A thought-provoking post yesterday from Michael Carty, on the decline of trade unions. Some commentators, he says, are preparing to read the last rites for the US trade union movement. Christopher Caldwell asked last week:
If trade unions did not exist now, would we feel a need to invent them? Styles of labour organisation change and end. Guilds, indenture, phalansteries, kibbutzes, apprenticeships – all of them, in their day, had success in either enriching proprietors or ennobling workers. None is particularly fit for contemporary purpose, even if they survive here and there.
The Washington Post’s Robert J. Samuelson notes the decline of America’s unions and their failure to adapt to the demise of country’s large-scale manufacturing plants. Public sector unions, he argues, could go the same way:
Private-sector unions……never reconciled past successes with future survival. So Big Labor became Little Labor. If public-sector unions fail, Little Labor could become Mini Labor.
Could something similar happen in the UK?
The figures for all the OECD countries show a decline in union membership since the 1980s. Union membership levels vary considerably but the trend is the same, even in the highly unionised Scandinavian countries. Two of the trade unions’ biggest recruiting grounds were the large manufacturing plants and the public sector bureaucracies. The OECD countries have a lot fewer manufacturing plants than they did in the 1980s. They will soon have much smaller public sector bureaucracies too.
The level of trade union membership in the UK will almost certainly decline in the next few years. The half a million or so public sector workers due to lose their jobs will almost all be union members. Most of the private sector jobs created over the next few years will be in less unionised sectors. The social enterprises, charities and private firms which take over public sector work will have lower levels of union membership too. The trade unions are about to lose 7-8 percent of their membership. Much of this loss will be permanent.
The loss of public sector union members is likely to be seen throughout the developed world, though the scale will vary depending on the speed and size of government spending cuts. To an extent, though, the decline in unions is inevitable.
Unions were a response to big and powerful organisations. As workers were pulled into ever-larger manufacturing operations and subjected to factory discipline, organising into equally disciplined and regimented bodies was a natural response. Trade unions were a mirror image of the large corporations and public sector bureaucracies in which their members worked.

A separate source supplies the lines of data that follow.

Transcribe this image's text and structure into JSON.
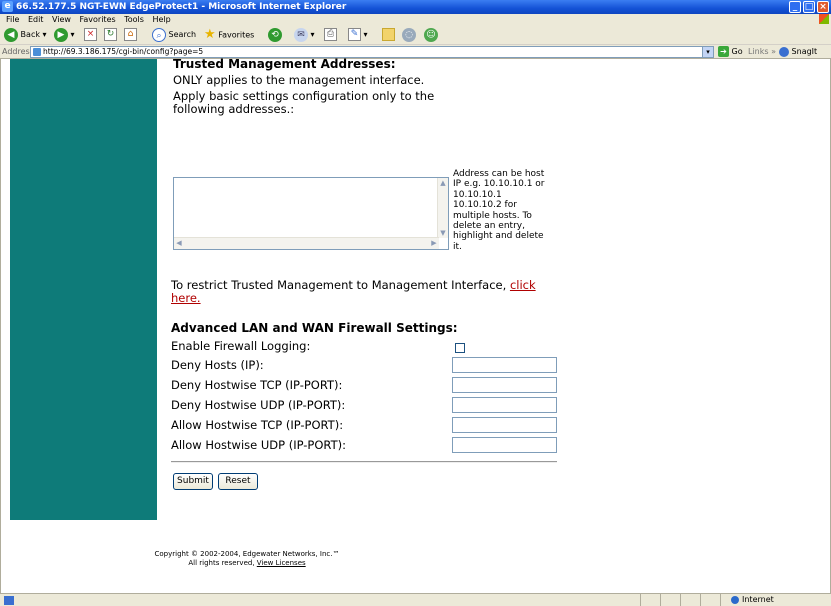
{
  "window": {
    "title": "66.52.177.5 NGT-EWN EdgeProtect1 - Microsoft Internet Explorer",
    "buttons": [
      "_",
      "□",
      "×"
    ]
  },
  "menu": {
    "items": [
      "File",
      "Edit",
      "View",
      "Favorites",
      "Tools",
      "Help"
    ]
  },
  "toolbar": {
    "back_label": "Back",
    "search_label": "Search",
    "favorites_label": "Favorites"
  },
  "address_bar": {
    "label": "Address",
    "url": "http://69.3.186.175/cgi-bin/config?page=5",
    "go_label": "Go",
    "links_label": "Links",
    "snagit_label": "SnagIt"
  },
  "trusted": {
    "heading": "Trusted Management Addresses:",
    "line1": "ONLY applies to the management interface.",
    "line2": "Apply basic settings configuration only to the",
    "line3": "following addresses.:",
    "help_lines": [
      "Address can be host",
      "IP e.g. 10.10.10.1 or",
      "10.10.10.1",
      "10.10.10.2 for",
      "multiple hosts. To",
      "delete an entry,",
      "highlight and delete",
      "it."
    ],
    "restrict_text": "To restrict Trusted Management to Management Interface,",
    "restrict_link_1": "click",
    "restrict_link_2": "here."
  },
  "firewall": {
    "heading": "Advanced LAN and WAN Firewall Settings:",
    "enable_logging_label": "Enable Firewall Logging:",
    "enable_logging_checked": false,
    "fields": [
      {
        "label": "Deny Hosts (IP):",
        "value": ""
      },
      {
        "label": "Deny Hostwise TCP (IP-PORT):",
        "value": ""
      },
      {
        "label": "Deny Hostwise UDP (IP-PORT):",
        "value": ""
      },
      {
        "label": "Allow Hostwise TCP (IP-PORT):",
        "value": ""
      },
      {
        "label": "Allow Hostwise UDP (IP-PORT):",
        "value": ""
      }
    ]
  },
  "actions": {
    "submit_label": "Submit",
    "reset_label": "Reset"
  },
  "footer": {
    "copyright": "Copyright © 2002-2004, Edgewater Networks, Inc.™",
    "rights": "All rights reserved,",
    "license_link": "View Licenses"
  },
  "status_bar": {
    "zone": "Internet"
  },
  "colors": {
    "sidebar": "#0e7b79",
    "link": "#b00000",
    "titlebar": "#1452d6"
  }
}
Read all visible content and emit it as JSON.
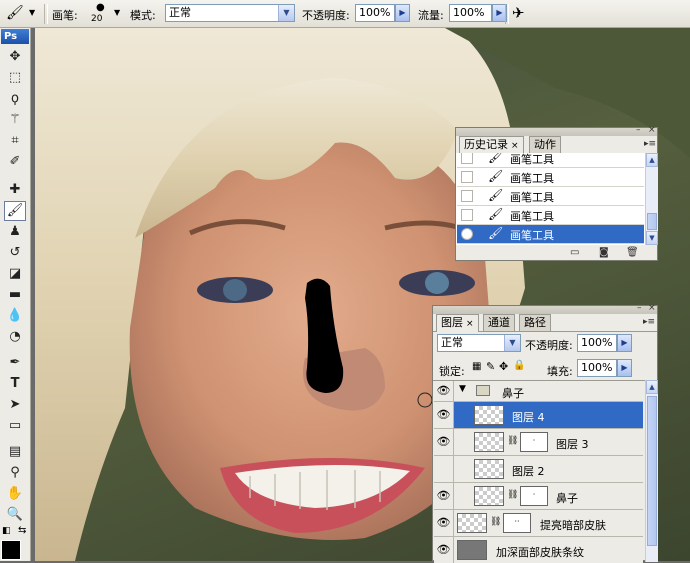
{
  "options_bar": {
    "brush_label": "画笔:",
    "brush_size": "20",
    "mode_label": "模式:",
    "mode_value": "正常",
    "opacity_label": "不透明度:",
    "opacity_value": "100%",
    "flow_label": "流量:",
    "flow_value": "100%"
  },
  "toolbox": {
    "logo": "Ps"
  },
  "history_panel": {
    "tabs": [
      {
        "label": "历史记录"
      },
      {
        "label": "动作"
      }
    ],
    "items": [
      {
        "label": "画笔工具"
      },
      {
        "label": "画笔工具"
      },
      {
        "label": "画笔工具"
      },
      {
        "label": "画笔工具"
      },
      {
        "label": "画笔工具"
      }
    ],
    "selected_index": 4
  },
  "layers_panel": {
    "tabs": [
      {
        "label": "图层"
      },
      {
        "label": "通道"
      },
      {
        "label": "路径"
      }
    ],
    "blend_mode": "正常",
    "opacity_label": "不透明度:",
    "opacity_value": "100%",
    "lock_label": "锁定:",
    "fill_label": "填充:",
    "fill_value": "100%",
    "layers": [
      {
        "name": "鼻子",
        "type": "group"
      },
      {
        "name": "图层 4",
        "type": "layer",
        "selected": true
      },
      {
        "name": "图层 3",
        "type": "masked"
      },
      {
        "name": "图层 2",
        "type": "layer"
      },
      {
        "name": "鼻子",
        "type": "masked"
      },
      {
        "name": "提亮暗部皮肤",
        "type": "masked"
      },
      {
        "name": "加深面部皮肤条纹",
        "type": "layer"
      }
    ]
  },
  "colors": {
    "selection": "#316ac5",
    "panel_bg": "#ecebe5",
    "field_border": "#7f9db9"
  }
}
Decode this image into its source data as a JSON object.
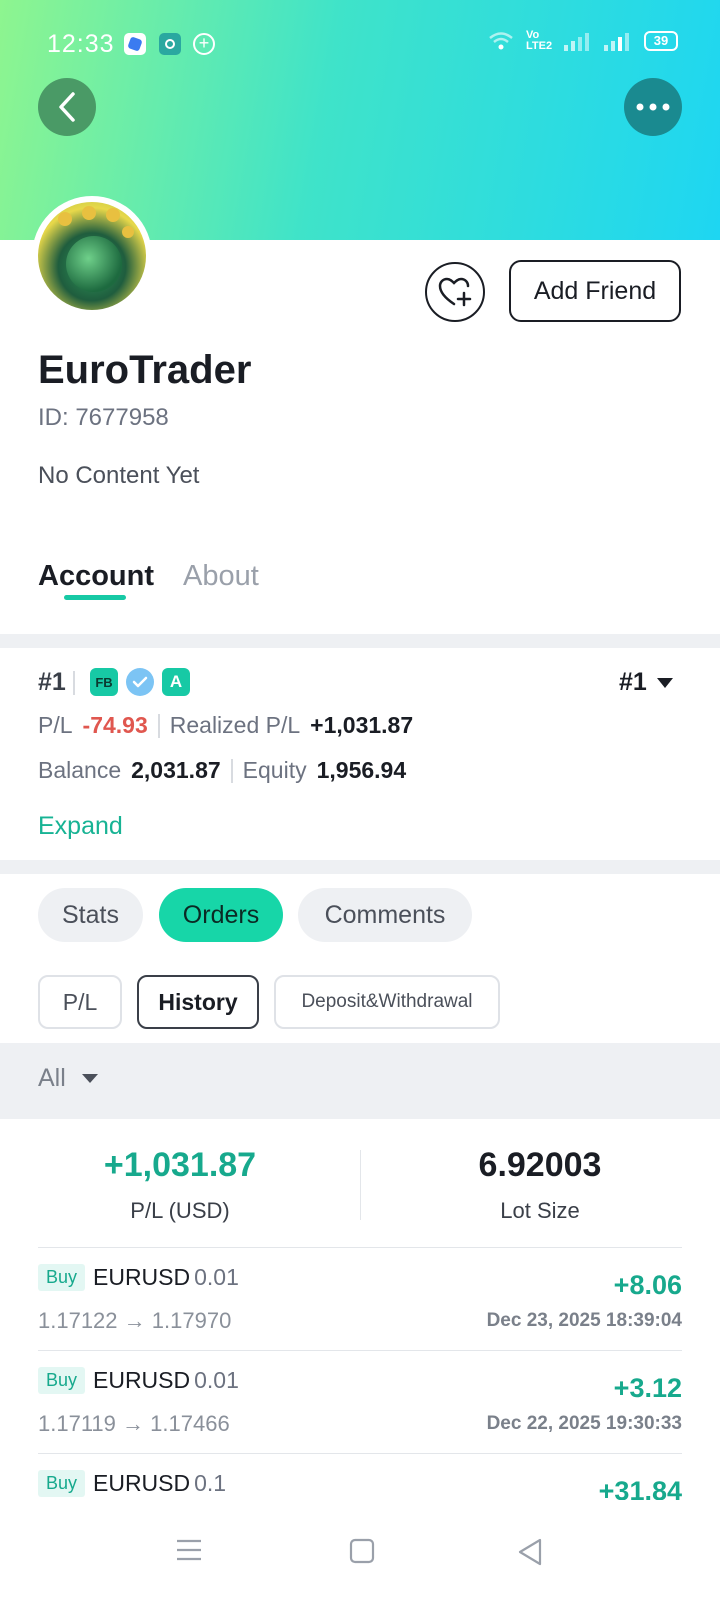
{
  "status_bar": {
    "time": "12:33",
    "battery": "39",
    "network": "Vo LTE2"
  },
  "profile": {
    "name": "EuroTrader",
    "id_text": "ID: 7677958",
    "bio": "No Content Yet",
    "add_friend_label": "Add Friend"
  },
  "tabs": {
    "account": "Account",
    "about": "About"
  },
  "account": {
    "rank": "#1",
    "badges": {
      "fb": "FB",
      "a": "A"
    },
    "selector": "#1",
    "pl_label": "P/L",
    "pl_value": "-74.93",
    "realized_label": "Realized P/L",
    "realized_value": "+1,031.87",
    "balance_label": "Balance",
    "balance_value": "2,031.87",
    "equity_label": "Equity",
    "equity_value": "1,956.94",
    "expand_label": "Expand"
  },
  "section_tabs": [
    "Stats",
    "Orders",
    "Comments"
  ],
  "sub_tabs": [
    "P/L",
    "History",
    "Deposit&Withdrawal"
  ],
  "filter": {
    "label": "All"
  },
  "summary": {
    "pl_value": "+1,031.87",
    "pl_label": "P/L (USD)",
    "lot_value": "6.92003",
    "lot_label": "Lot Size"
  },
  "orders": [
    {
      "side": "Buy",
      "symbol": "EURUSD",
      "lot": "0.01",
      "open": "1.17122",
      "close": "1.17970",
      "pl": "+8.06",
      "date": "Dec 23, 2025 18:39:04"
    },
    {
      "side": "Buy",
      "symbol": "EURUSD",
      "lot": "0.01",
      "open": "1.17119",
      "close": "1.17466",
      "pl": "+3.12",
      "date": "Dec 22, 2025 19:30:33"
    },
    {
      "side": "Buy",
      "symbol": "EURUSD",
      "lot": "0.1",
      "open": "",
      "close": "",
      "pl": "+31.84",
      "date": ""
    }
  ],
  "colors": {
    "accent": "#17c9a5",
    "positive": "#17a98d",
    "negative": "#e0574f"
  }
}
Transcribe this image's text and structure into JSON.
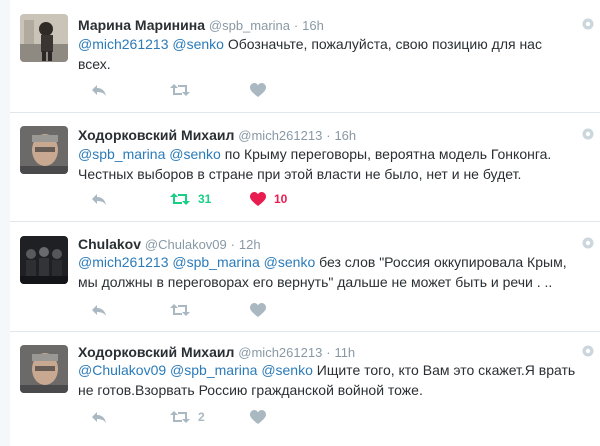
{
  "tweets": [
    {
      "name": "Марина Маринина",
      "handle": "@spb_marina",
      "time": "16h",
      "mentions": [
        "@mich261213",
        "@senko"
      ],
      "body": "Обозначьте, пожалуйста, свою позицию для нас всех.",
      "retweets": "",
      "likes": "",
      "retweeted": false,
      "liked": false
    },
    {
      "name": "Ходорковский Михаил",
      "handle": "@mich261213",
      "time": "16h",
      "mentions": [
        "@spb_marina",
        "@senko"
      ],
      "body": "по Крыму переговоры, вероятна модель Гонконга. Честных выборов в стране при этой власти не было, нет и не будет.",
      "retweets": "31",
      "likes": "10",
      "retweeted": true,
      "liked": true
    },
    {
      "name": "Chulakov",
      "handle": "@Chulakov09",
      "time": "12h",
      "mentions": [
        "@mich261213",
        "@spb_marina",
        "@senko"
      ],
      "body": "без слов \"Россия оккупировала Крым, мы должны в переговорах его вернуть\" дальше не может быть и речи . ..",
      "retweets": "",
      "likes": "",
      "retweeted": false,
      "liked": false
    },
    {
      "name": "Ходорковский Михаил",
      "handle": "@mich261213",
      "time": "11h",
      "mentions": [
        "@Chulakov09",
        "@spb_marina",
        "@senko"
      ],
      "body": "Ищите того, кто Вам это скажет.Я врать не готов.Взорвать Россию гражданской войной тоже.",
      "retweets": "2",
      "likes": "",
      "retweeted": false,
      "liked": false
    }
  ],
  "dot": "·",
  "icons": {
    "reply": "reply-icon",
    "retweet": "retweet-icon",
    "like": "heart-icon",
    "more": "chevron-down-icon"
  },
  "colors": {
    "mention": "#2b7bb9",
    "retweet_active": "#19cf86",
    "like_active": "#e81c4f",
    "icon_idle": "#aab8c2"
  }
}
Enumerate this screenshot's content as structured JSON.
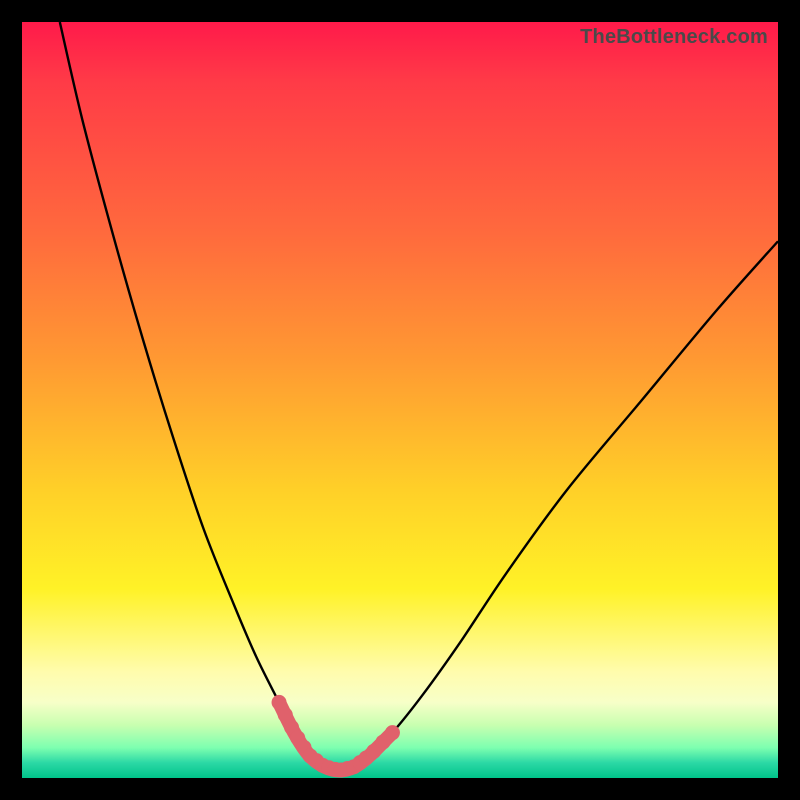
{
  "brand": "TheBottleneck.com",
  "colors": {
    "frame": "#000000",
    "gradient_top": "#ff1a4a",
    "gradient_mid": "#fff227",
    "gradient_bottom": "#00c48a",
    "highlight_stroke": "#e0616b",
    "curve_stroke": "#000000"
  },
  "chart_data": {
    "type": "line",
    "title": "",
    "xlabel": "",
    "ylabel": "",
    "xlim": [
      0,
      100
    ],
    "ylim": [
      0,
      100
    ],
    "grid": false,
    "series": [
      {
        "name": "bottleneck-curve",
        "x": [
          5,
          8,
          12,
          16,
          20,
          24,
          28,
          31,
          34,
          36,
          38,
          40,
          42,
          44,
          46,
          49,
          53,
          58,
          64,
          72,
          82,
          92,
          100
        ],
        "y": [
          100,
          87,
          72,
          58,
          45,
          33,
          23,
          16,
          10,
          6,
          3,
          1.5,
          1,
          1.5,
          3,
          6,
          11,
          18,
          27,
          38,
          50,
          62,
          71
        ]
      },
      {
        "name": "sweet-spot-highlight",
        "x": [
          34,
          36,
          38,
          40,
          42,
          44,
          46,
          49
        ],
        "y": [
          10,
          6,
          3,
          1.5,
          1,
          1.5,
          3,
          6
        ]
      }
    ]
  }
}
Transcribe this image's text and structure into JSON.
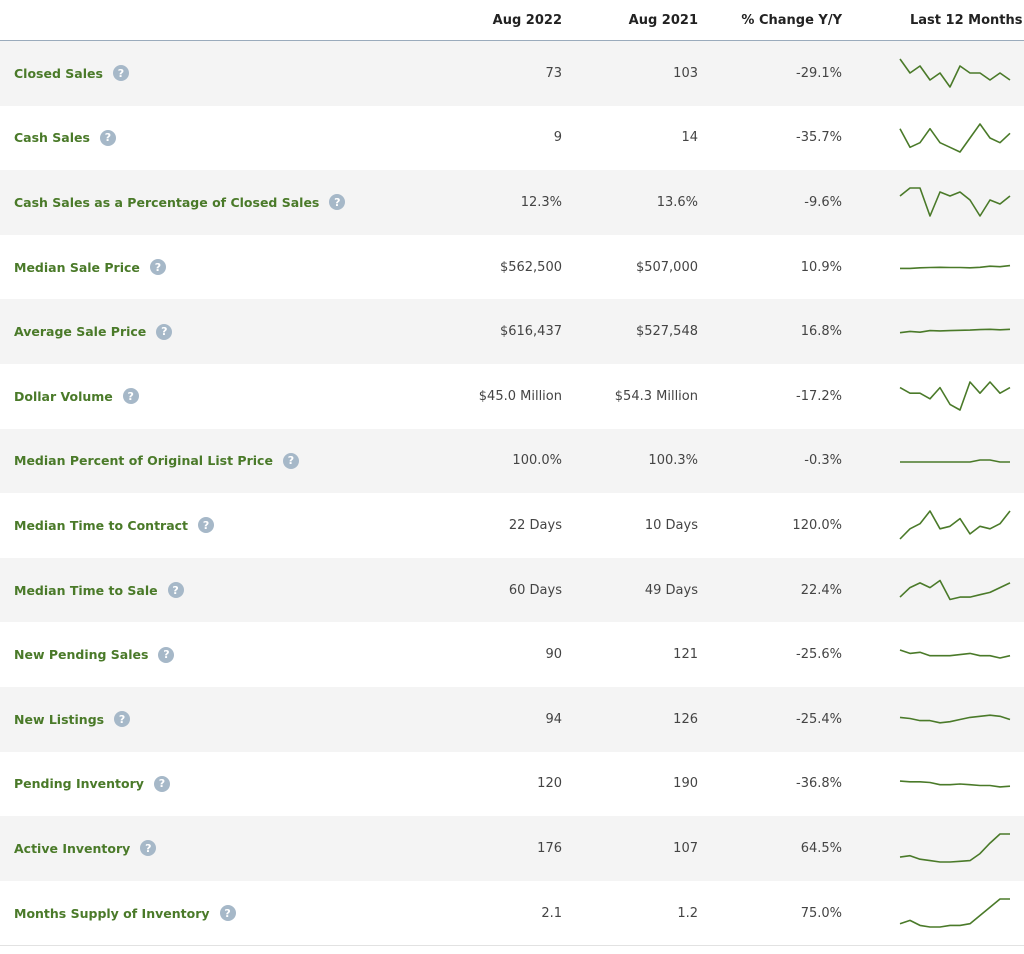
{
  "header": {
    "col_aug2022": "Aug 2022",
    "col_aug2021": "Aug 2021",
    "col_pct": "% Change Y/Y",
    "col_last12": "Last 12 Months"
  },
  "rows": [
    {
      "label": "Closed Sales",
      "aug2022": "73",
      "aug2021": "103",
      "pct": "-29.1%",
      "trend": [
        7,
        5,
        6,
        4,
        5,
        3,
        6,
        5,
        5,
        4,
        5,
        4
      ]
    },
    {
      "label": "Cash Sales",
      "aug2022": "9",
      "aug2021": "14",
      "pct": "-35.7%",
      "trend": [
        9,
        5,
        6,
        9,
        6,
        5,
        4,
        7,
        10,
        7,
        6,
        8
      ]
    },
    {
      "label": "Cash Sales as a Percentage of Closed Sales",
      "aug2022": "12.3%",
      "aug2021": "13.6%",
      "pct": "-9.6%",
      "trend": [
        9,
        11,
        11,
        4,
        10,
        9,
        10,
        8,
        4,
        8,
        7,
        9
      ]
    },
    {
      "label": "Median Sale Price",
      "aug2022": "$562,500",
      "aug2021": "$507,000",
      "pct": "10.9%",
      "trend": [
        500,
        500,
        502,
        503,
        504,
        503,
        503,
        502,
        504,
        508,
        506,
        510
      ]
    },
    {
      "label": "Average Sale Price",
      "aug2022": "$616,437",
      "aug2021": "$527,548",
      "pct": "16.8%",
      "trend": [
        520,
        525,
        522,
        528,
        527,
        528,
        529,
        530,
        532,
        533,
        531,
        533
      ]
    },
    {
      "label": "Dollar Volume",
      "aug2022": "$45.0 Million",
      "aug2021": "$54.3 Million",
      "pct": "-17.2%",
      "trend": [
        6,
        5,
        5,
        4,
        6,
        3,
        2,
        7,
        5,
        7,
        5,
        6
      ]
    },
    {
      "label": "Median Percent of Original List Price",
      "aug2022": "100.0%",
      "aug2021": "100.3%",
      "pct": "-0.3%",
      "trend": [
        100,
        100,
        100,
        100,
        100,
        100,
        100,
        100,
        100.05,
        100.05,
        100,
        100
      ]
    },
    {
      "label": "Median Time to Contract",
      "aug2022": "22 Days",
      "aug2021": "10 Days",
      "pct": "120.0%",
      "trend": [
        10,
        14,
        16,
        21,
        14,
        15,
        18,
        12,
        15,
        14,
        16,
        21
      ]
    },
    {
      "label": "Median Time to Sale",
      "aug2022": "60 Days",
      "aug2021": "49 Days",
      "pct": "22.4%",
      "trend": [
        52,
        56,
        58,
        56,
        59,
        51,
        52,
        52,
        53,
        54,
        56,
        58
      ]
    },
    {
      "label": "New Pending Sales",
      "aug2022": "90",
      "aug2021": "121",
      "pct": "-25.6%",
      "trend": [
        121,
        118,
        119,
        116,
        116,
        116,
        117,
        118,
        116,
        116,
        114,
        116
      ]
    },
    {
      "label": "New Listings",
      "aug2022": "94",
      "aug2021": "126",
      "pct": "-25.4%",
      "trend": [
        126,
        125,
        123,
        123,
        121,
        122,
        124,
        126,
        127,
        128,
        127,
        124
      ]
    },
    {
      "label": "Pending Inventory",
      "aug2022": "120",
      "aug2021": "190",
      "pct": "-36.8%",
      "trend": [
        190,
        189,
        189,
        188,
        185,
        185,
        186,
        185,
        184,
        184,
        182,
        183
      ]
    },
    {
      "label": "Active Inventory",
      "aug2022": "176",
      "aug2021": "107",
      "pct": "64.5%",
      "trend": [
        107,
        109,
        104,
        102,
        100,
        100,
        101,
        102,
        112,
        127,
        140,
        140
      ]
    },
    {
      "label": "Months Supply of Inventory",
      "aug2022": "2.1",
      "aug2021": "1.2",
      "pct": "75.0%",
      "trend": [
        1.2,
        1.3,
        1.15,
        1.1,
        1.1,
        1.15,
        1.15,
        1.2,
        1.45,
        1.7,
        1.95,
        1.95
      ]
    }
  ]
}
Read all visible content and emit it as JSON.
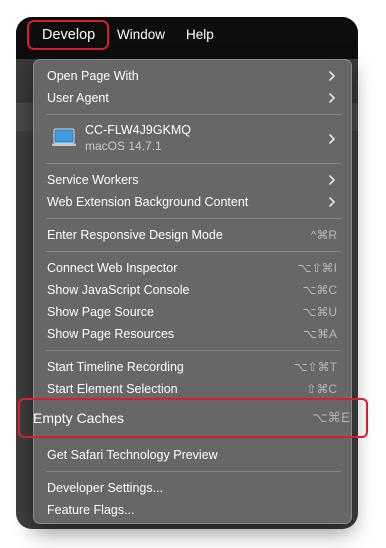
{
  "menubar": {
    "items": [
      {
        "label": "Develop"
      },
      {
        "label": "Window"
      },
      {
        "label": "Help"
      }
    ]
  },
  "menu": {
    "open_page_with": "Open Page With",
    "user_agent": "User Agent",
    "device": {
      "name": "CC-FLW4J9GKMQ",
      "os": "macOS 14.7.1"
    },
    "service_workers": "Service Workers",
    "web_extension_background_content": "Web Extension Background Content",
    "responsive_design_mode": {
      "label": "Enter Responsive Design Mode",
      "shortcut": "^⌘R"
    },
    "connect_web_inspector": {
      "label": "Connect Web Inspector",
      "shortcut": "⌥⇧⌘I"
    },
    "show_javascript_console": {
      "label": "Show JavaScript Console",
      "shortcut": "⌥⌘C"
    },
    "show_page_source": {
      "label": "Show Page Source",
      "shortcut": "⌥⌘U"
    },
    "show_page_resources": {
      "label": "Show Page Resources",
      "shortcut": "⌥⌘A"
    },
    "start_timeline_recording": {
      "label": "Start Timeline Recording",
      "shortcut": "⌥⇧⌘T"
    },
    "start_element_selection": {
      "label": "Start Element Selection",
      "shortcut": "⇧⌘C"
    },
    "empty_caches": {
      "label": "Empty Caches",
      "shortcut": "⌥⌘E"
    },
    "get_safari_technology_preview": "Get Safari Technology Preview",
    "developer_settings": "Developer Settings...",
    "feature_flags": "Feature Flags..."
  },
  "icons": {
    "submenu": "chevron-right-icon",
    "device": "laptop-icon"
  },
  "colors": {
    "highlight_border": "#d8202a",
    "menu_background": "#676767",
    "menubar_background": "#0d0d0d"
  }
}
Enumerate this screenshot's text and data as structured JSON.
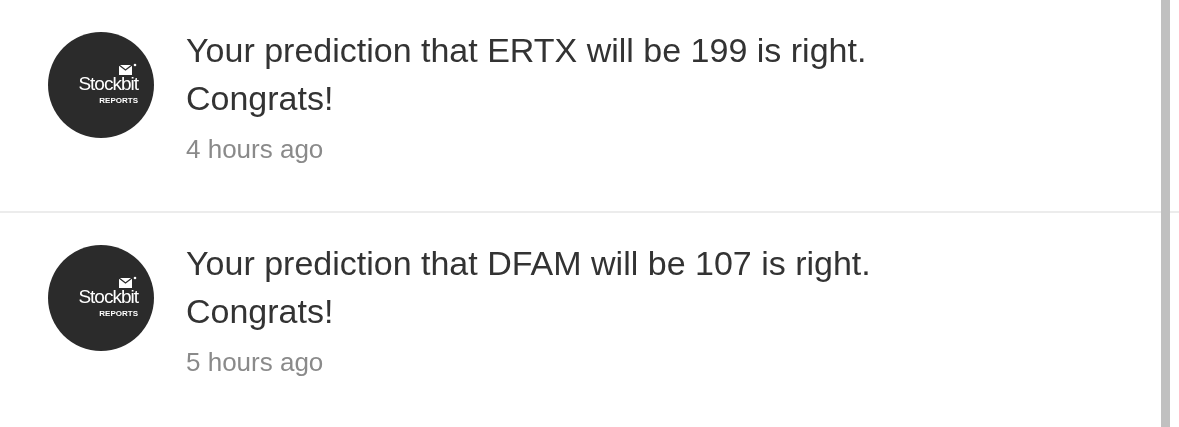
{
  "notifications": [
    {
      "avatar": {
        "brand": "Stockbit",
        "sub": "REPORTS"
      },
      "message": "Your prediction that ERTX will be 199 is right. Congrats!",
      "time": "4 hours ago"
    },
    {
      "avatar": {
        "brand": "Stockbit",
        "sub": "REPORTS"
      },
      "message": "Your prediction that DFAM will be 107 is right. Congrats!",
      "time": "5 hours ago"
    }
  ]
}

Union leaders, therefore, were most comfortable when dealing with other large and well-defined organisations. They have always struggled to organise in the smaller and more fragmented sectors. Public service provision is about to see a very rapid shift from large and standardised to small and fragmented. The unions will find it hard to adapt.
Is this good news for employers and governments? Some will certainly think that weakening the power of pesky unions can only be a good thing. However, many of those who have worked with unions know that they can serve as a conduit for unrest, formalising and channeling grievances which would otherwise blow up in random and less controllable ways. As I have said before, if you work with them, they can make your job as a manager easier. The assertion by some on the anarchist left that unions are bosses’ partners in control is not entirely without foundation!
The same may well be true at national level. The weakening of trade unions does not necessarily imply that opposition to governments will weaken too. In some countries, notably France, trade unions manage to cause major disruption with only a tiny proportion of the workforce as members. In the UK, the recent protests against corporate tax avoidance, and the movement that grew up around it, were not initiated by the traditional left. The demonstrators managed to organise high-profile action around the country without any help from the trade unions.
So the gradual weakening of trade unions does not necessarily mean that employers and governments will get an easy ride. Unions serve to channel discontent in an orderly fashion. Without them, the discontent is still there but it’s much more difficult to spot and you never know in what form it will manifest itself. Non-union opposition could present problems for governments and employers alike. After all ‘shapeless movements of the labouring poor, small craftsmen, artisans and the like’ made bloodier revolutions than the disciplined trade unionists ever did.